Seven African Americans Taking on New Administrative Roles in Higher Education

Seven African Americans Taking on New Administrative Roles in Higher Education

Here is this week’s roundup of news of African Americans who have been appointed to administrative positions at colleges and universities throughout the United States.

New Center on Black-on-Black Violence Opens at Arkansas Baptist College

New Center on Black-on-Black Violence Opens at Arkansas Baptist College

Derek Oliver was a first-year student and a cornerback on the football team at Arkansas Baptist College. In 2012 he was shot on a street near campus while helping a friend change a flat tire. A new center on Black-on-Black violence named in his honor recently opened on campus.

In Memoriam: Joyce O. Jenkins, 1949-2016

In Memoriam: Joyce O. Jenkins, 1949-2016

Joyce O. Jenkins was the director of the Center for Teaching and e-Learning at Arkansas Baptist College in Little Rock. Prior to joining the staff at Arkansas Baptist College in 2012, Dr. Jenkins had a 26-year career at Fort Valley State University in Georgia.

Online Articles That May Be of Interest to JBHE Readers

Online Articles That May Be of Interest to JBHE Readers

Each week, JBHE will provide links to online articles that may be of interest to our readers. Here are this week’s selections.

Recent Books of Interest to African American Scholars

Recent Books of Interest to African American Scholars

The Journal of Blacks in Higher Education regularly publishes a list of new books that may be of interest to our readers.
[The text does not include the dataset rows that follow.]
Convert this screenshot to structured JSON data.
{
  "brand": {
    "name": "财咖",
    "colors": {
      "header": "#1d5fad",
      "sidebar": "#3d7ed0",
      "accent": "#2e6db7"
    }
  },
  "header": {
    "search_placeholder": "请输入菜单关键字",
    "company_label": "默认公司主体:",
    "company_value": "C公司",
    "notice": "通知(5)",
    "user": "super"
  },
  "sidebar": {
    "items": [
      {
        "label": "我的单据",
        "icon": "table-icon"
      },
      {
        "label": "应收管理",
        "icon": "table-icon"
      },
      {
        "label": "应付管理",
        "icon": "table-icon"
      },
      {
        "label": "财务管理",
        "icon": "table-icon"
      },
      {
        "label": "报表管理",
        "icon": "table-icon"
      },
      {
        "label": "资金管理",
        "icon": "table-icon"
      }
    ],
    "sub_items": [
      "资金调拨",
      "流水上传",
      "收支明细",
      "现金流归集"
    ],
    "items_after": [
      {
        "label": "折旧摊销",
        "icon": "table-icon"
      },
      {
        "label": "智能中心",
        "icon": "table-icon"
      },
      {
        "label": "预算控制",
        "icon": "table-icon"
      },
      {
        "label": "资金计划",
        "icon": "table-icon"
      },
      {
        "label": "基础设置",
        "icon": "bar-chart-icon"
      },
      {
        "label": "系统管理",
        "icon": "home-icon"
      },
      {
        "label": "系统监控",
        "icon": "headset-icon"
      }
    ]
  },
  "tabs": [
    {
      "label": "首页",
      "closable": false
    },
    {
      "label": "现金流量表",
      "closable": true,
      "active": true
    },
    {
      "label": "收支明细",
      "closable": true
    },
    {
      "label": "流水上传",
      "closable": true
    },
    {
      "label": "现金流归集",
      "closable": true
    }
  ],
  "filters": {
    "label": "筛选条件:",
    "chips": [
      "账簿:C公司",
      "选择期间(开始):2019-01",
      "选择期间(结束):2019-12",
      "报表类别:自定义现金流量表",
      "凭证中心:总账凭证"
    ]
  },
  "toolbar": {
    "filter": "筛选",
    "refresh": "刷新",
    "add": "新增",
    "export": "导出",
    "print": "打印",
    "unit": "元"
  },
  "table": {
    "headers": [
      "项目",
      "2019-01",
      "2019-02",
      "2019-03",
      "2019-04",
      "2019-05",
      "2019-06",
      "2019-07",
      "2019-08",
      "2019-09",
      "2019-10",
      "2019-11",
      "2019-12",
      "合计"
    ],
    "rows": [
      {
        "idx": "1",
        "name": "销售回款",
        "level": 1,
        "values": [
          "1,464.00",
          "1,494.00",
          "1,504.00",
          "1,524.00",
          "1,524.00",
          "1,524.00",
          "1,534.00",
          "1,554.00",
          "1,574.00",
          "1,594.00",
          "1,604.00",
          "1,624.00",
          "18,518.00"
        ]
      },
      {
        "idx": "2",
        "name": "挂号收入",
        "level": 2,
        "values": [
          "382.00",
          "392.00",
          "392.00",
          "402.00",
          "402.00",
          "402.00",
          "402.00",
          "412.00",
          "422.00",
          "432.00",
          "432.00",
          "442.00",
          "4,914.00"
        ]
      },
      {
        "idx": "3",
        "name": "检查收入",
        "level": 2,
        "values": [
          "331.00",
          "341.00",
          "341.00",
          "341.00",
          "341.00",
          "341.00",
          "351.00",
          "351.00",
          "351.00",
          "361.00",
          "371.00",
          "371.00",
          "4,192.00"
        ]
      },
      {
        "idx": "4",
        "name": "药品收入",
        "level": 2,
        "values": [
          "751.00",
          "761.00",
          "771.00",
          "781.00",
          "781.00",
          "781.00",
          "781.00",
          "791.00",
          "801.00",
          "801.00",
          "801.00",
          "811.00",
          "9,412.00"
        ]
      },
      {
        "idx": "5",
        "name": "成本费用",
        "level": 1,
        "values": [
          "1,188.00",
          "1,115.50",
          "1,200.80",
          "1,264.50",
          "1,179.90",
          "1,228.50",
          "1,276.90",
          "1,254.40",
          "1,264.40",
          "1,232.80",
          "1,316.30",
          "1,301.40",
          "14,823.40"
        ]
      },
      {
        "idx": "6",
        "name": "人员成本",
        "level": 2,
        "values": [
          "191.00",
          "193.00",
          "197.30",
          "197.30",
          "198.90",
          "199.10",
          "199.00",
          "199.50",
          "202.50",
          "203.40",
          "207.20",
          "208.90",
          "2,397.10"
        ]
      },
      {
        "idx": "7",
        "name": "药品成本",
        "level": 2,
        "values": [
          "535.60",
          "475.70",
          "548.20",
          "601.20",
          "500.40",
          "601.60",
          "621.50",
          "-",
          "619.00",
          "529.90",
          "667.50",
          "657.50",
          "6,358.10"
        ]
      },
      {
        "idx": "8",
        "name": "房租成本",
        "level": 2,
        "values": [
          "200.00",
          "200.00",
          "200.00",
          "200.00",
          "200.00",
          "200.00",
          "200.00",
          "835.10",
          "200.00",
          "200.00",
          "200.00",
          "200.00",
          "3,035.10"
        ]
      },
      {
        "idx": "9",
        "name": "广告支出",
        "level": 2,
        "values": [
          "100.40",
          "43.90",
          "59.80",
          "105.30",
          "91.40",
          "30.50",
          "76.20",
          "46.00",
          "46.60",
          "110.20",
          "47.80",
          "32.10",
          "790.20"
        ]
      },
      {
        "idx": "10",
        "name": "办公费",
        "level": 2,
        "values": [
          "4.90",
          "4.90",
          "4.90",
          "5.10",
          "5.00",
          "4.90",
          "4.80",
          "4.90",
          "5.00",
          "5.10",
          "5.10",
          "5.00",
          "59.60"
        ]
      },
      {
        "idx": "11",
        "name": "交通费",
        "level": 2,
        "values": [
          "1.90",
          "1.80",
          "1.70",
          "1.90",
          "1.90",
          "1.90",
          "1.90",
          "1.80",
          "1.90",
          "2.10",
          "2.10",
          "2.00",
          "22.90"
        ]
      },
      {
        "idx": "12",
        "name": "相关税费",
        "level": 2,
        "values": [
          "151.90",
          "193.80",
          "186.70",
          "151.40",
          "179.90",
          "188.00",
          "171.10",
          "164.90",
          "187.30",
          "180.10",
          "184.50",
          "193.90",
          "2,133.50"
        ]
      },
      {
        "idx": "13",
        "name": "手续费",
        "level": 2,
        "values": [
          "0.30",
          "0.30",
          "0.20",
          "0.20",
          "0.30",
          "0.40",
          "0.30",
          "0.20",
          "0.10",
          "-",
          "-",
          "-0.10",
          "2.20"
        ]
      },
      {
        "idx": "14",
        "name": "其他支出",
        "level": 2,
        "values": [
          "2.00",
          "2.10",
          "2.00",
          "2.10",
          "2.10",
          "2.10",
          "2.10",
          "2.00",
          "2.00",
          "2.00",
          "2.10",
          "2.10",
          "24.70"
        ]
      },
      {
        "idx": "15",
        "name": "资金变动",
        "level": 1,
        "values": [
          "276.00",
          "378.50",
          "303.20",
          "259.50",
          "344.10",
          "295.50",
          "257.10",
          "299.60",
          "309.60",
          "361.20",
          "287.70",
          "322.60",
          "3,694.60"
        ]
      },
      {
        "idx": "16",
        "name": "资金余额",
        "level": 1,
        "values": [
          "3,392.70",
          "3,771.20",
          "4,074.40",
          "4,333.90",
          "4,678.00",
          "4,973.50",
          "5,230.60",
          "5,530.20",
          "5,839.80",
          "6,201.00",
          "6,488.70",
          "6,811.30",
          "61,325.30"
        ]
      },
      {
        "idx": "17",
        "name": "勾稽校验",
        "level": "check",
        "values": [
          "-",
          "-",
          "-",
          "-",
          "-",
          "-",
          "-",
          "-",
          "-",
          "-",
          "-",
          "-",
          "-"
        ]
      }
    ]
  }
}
The books included are on a wide variety of subjects and present many different points of view.